WHAT IS BEING ASKED: Your response must be made up of each line in the data below that contains the string "versions".

AVAILABLE DATA:

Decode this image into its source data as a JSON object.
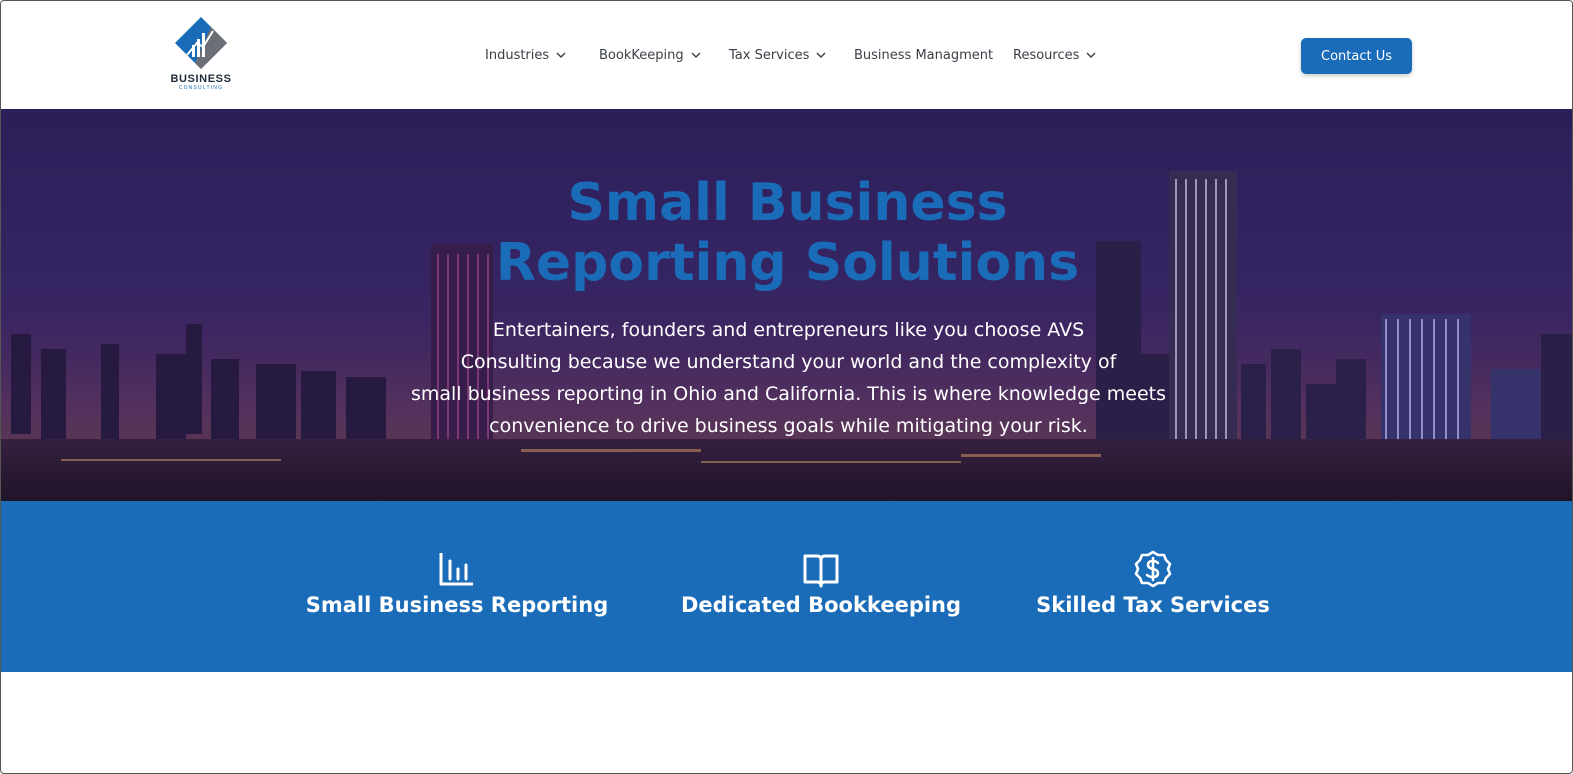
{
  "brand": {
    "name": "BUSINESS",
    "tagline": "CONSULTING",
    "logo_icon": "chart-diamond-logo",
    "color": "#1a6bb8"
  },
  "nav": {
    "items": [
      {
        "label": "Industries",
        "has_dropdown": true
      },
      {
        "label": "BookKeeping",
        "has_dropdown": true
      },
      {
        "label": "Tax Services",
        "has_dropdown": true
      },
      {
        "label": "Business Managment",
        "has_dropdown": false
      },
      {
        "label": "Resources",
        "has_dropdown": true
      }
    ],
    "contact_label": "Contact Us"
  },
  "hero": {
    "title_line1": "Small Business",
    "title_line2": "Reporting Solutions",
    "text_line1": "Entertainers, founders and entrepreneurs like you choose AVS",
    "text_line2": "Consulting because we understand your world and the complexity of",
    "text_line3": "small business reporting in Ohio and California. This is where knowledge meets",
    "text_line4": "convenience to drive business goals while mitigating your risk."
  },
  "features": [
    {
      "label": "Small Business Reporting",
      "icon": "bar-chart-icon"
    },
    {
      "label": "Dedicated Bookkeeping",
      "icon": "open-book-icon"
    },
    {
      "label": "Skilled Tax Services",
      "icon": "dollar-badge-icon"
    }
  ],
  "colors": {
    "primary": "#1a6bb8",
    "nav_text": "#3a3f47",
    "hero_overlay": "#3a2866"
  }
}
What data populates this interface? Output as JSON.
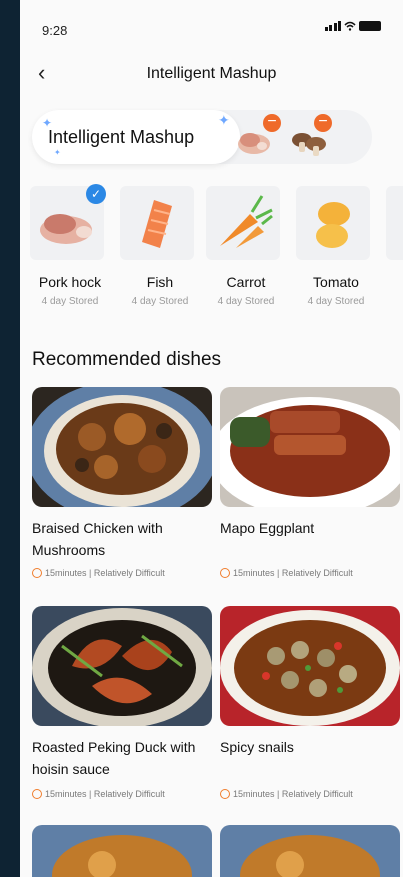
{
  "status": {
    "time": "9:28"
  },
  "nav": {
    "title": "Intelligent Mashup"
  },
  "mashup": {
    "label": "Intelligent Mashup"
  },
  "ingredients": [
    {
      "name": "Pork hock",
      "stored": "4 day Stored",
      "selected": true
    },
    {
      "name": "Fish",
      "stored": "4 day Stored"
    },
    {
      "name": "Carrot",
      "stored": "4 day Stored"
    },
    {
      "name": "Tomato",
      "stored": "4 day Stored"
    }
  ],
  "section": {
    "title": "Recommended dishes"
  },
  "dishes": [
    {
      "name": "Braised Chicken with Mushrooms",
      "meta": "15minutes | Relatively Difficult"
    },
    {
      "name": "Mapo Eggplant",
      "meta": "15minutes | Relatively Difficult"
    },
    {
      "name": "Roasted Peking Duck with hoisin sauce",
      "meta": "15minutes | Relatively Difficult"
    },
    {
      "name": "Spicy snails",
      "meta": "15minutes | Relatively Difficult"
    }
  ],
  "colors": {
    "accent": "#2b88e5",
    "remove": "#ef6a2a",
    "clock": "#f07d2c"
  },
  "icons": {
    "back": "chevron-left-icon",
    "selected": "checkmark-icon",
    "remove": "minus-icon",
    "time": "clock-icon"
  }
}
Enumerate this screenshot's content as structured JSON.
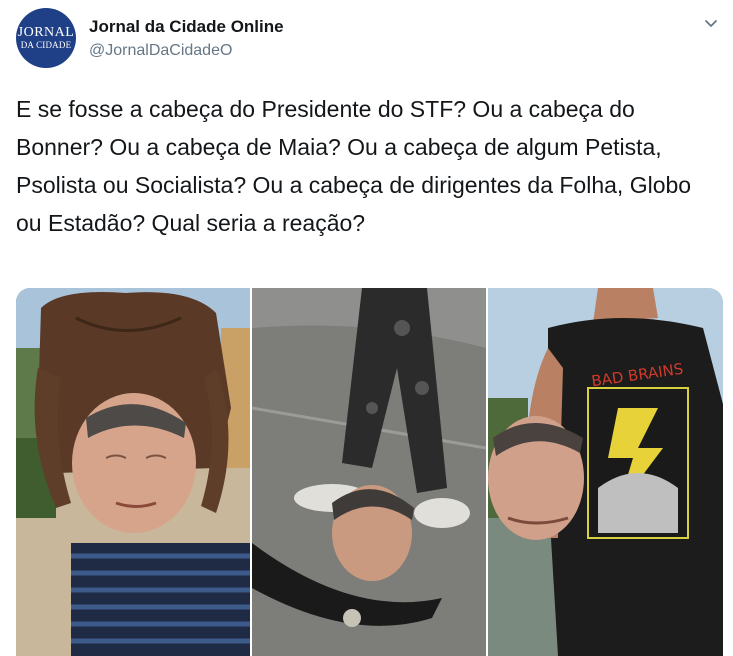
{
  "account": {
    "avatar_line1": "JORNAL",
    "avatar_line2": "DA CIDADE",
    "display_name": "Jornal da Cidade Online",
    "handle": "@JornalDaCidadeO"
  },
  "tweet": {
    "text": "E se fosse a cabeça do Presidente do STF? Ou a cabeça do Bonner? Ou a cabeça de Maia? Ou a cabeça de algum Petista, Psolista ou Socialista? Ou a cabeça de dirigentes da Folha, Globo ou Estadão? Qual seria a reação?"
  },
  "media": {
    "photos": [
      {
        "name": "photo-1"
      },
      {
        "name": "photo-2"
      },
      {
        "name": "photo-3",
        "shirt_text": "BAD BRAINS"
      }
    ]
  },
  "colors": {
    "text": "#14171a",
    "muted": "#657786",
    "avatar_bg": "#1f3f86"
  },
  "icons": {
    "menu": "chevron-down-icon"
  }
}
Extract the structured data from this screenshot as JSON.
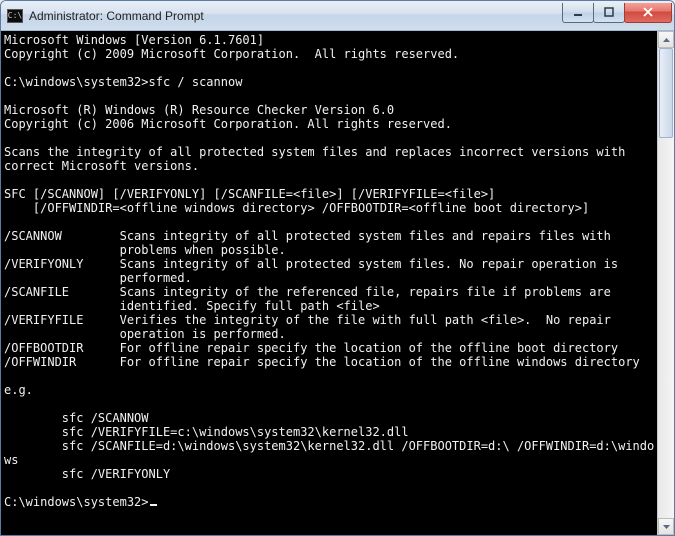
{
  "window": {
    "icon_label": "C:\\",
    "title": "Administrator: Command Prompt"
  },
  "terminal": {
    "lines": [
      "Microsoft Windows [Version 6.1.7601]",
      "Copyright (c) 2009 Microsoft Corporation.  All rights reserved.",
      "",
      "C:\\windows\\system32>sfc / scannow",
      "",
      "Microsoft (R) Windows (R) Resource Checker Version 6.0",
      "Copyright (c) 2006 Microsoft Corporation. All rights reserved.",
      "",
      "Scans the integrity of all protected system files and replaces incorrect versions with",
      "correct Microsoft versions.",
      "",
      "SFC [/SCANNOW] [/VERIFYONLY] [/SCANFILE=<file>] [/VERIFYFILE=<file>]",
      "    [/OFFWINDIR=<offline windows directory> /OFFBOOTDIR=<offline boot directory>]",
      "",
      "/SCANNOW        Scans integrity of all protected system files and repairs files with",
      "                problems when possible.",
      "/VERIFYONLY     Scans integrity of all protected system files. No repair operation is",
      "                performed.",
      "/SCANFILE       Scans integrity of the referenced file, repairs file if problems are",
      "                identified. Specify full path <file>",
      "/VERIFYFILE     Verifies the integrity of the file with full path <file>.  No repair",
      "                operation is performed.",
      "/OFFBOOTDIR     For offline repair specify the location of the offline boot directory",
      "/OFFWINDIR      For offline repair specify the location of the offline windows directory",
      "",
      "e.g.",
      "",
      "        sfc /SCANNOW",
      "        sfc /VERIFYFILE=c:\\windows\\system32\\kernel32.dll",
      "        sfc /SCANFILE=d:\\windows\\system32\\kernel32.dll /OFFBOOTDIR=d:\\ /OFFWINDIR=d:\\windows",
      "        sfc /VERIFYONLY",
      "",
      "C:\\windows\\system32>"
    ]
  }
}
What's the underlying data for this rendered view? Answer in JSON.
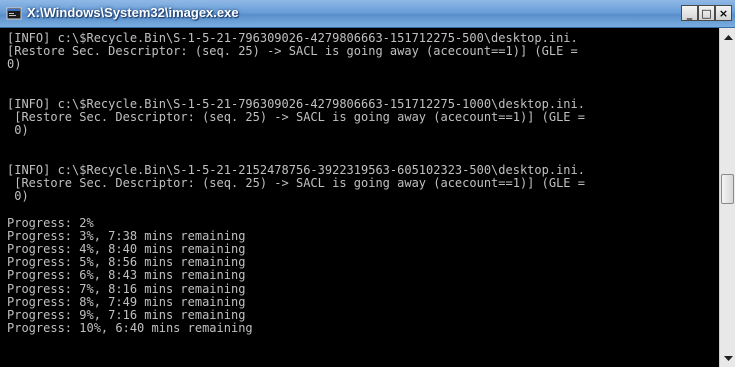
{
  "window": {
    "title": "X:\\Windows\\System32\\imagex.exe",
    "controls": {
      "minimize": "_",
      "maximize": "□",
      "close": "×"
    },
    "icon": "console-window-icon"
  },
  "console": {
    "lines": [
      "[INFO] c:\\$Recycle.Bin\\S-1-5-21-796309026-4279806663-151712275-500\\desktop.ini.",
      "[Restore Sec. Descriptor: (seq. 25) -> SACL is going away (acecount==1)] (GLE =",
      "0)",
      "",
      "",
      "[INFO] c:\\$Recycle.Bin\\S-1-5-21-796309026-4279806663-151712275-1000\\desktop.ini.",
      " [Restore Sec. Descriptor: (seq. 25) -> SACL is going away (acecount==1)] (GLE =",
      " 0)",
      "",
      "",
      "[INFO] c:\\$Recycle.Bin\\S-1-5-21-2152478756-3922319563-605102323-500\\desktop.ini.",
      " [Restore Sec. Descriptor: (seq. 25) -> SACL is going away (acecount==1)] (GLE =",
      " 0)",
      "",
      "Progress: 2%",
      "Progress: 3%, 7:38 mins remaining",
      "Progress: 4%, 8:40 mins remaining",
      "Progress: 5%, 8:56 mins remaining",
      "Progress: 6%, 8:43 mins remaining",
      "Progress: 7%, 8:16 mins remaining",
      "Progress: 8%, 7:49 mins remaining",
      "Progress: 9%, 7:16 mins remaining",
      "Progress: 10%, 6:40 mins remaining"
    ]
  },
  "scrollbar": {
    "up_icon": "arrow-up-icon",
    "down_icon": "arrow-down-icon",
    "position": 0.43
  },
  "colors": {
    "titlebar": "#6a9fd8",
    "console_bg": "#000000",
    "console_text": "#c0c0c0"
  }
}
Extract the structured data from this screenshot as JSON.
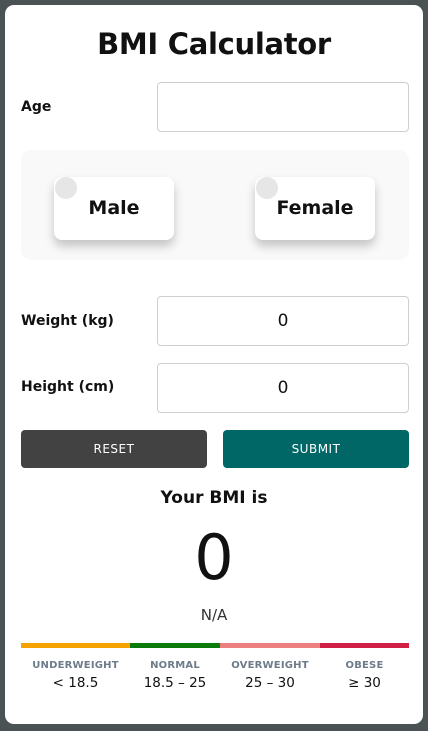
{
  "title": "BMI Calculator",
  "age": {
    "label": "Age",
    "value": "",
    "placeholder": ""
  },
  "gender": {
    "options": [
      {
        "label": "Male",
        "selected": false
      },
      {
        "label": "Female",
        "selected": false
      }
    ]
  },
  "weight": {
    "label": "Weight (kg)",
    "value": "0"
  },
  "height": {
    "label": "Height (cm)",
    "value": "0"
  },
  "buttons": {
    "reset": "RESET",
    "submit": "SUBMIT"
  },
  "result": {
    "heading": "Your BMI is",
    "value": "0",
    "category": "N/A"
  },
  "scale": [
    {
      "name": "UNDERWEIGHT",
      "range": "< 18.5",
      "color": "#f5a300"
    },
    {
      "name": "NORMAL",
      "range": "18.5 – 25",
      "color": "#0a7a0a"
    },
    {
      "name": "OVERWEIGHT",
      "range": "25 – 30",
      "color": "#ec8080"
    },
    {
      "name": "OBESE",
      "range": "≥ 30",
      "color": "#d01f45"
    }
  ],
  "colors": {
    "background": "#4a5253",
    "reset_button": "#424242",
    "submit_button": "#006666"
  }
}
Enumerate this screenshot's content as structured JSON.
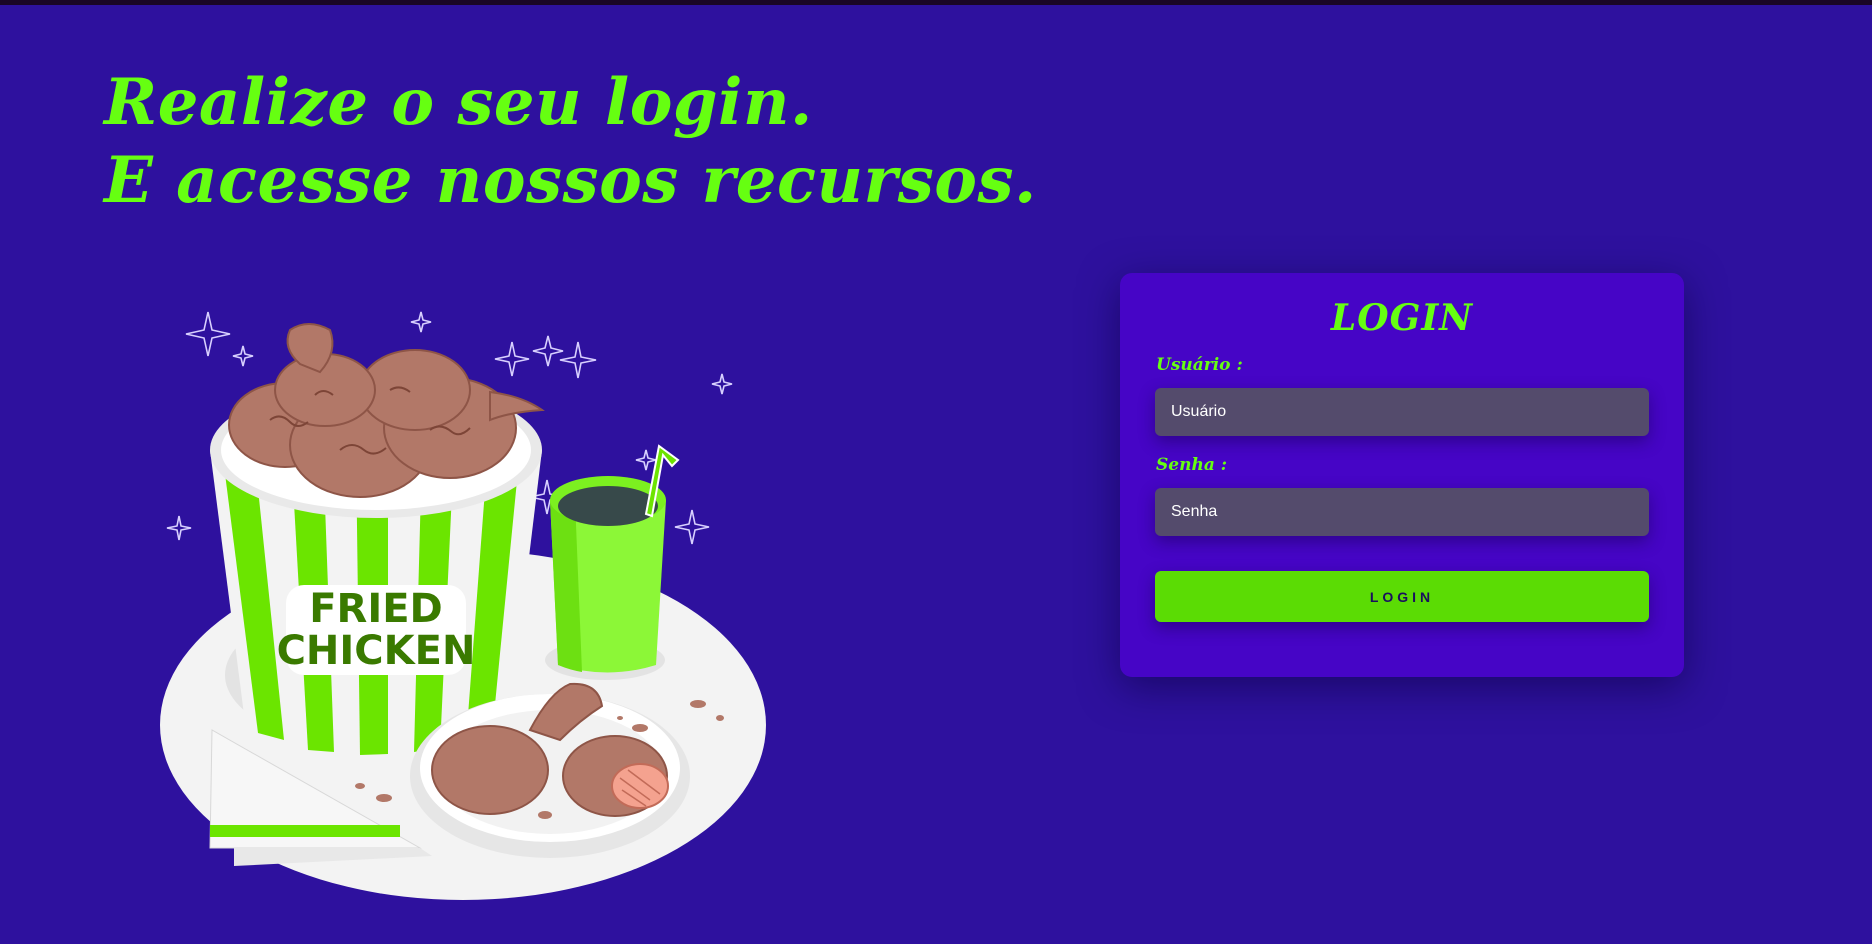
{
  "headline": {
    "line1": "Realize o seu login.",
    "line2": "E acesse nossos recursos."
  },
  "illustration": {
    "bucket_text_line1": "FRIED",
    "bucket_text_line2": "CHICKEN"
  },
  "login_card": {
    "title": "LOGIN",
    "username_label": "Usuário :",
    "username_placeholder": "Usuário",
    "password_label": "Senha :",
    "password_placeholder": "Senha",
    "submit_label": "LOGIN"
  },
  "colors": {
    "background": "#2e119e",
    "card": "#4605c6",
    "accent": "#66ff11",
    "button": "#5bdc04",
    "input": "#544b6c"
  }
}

REPLY:
      "Scans the integrity of all protected system files and replaces incorrect versions with",
      "correct Microsoft versions.",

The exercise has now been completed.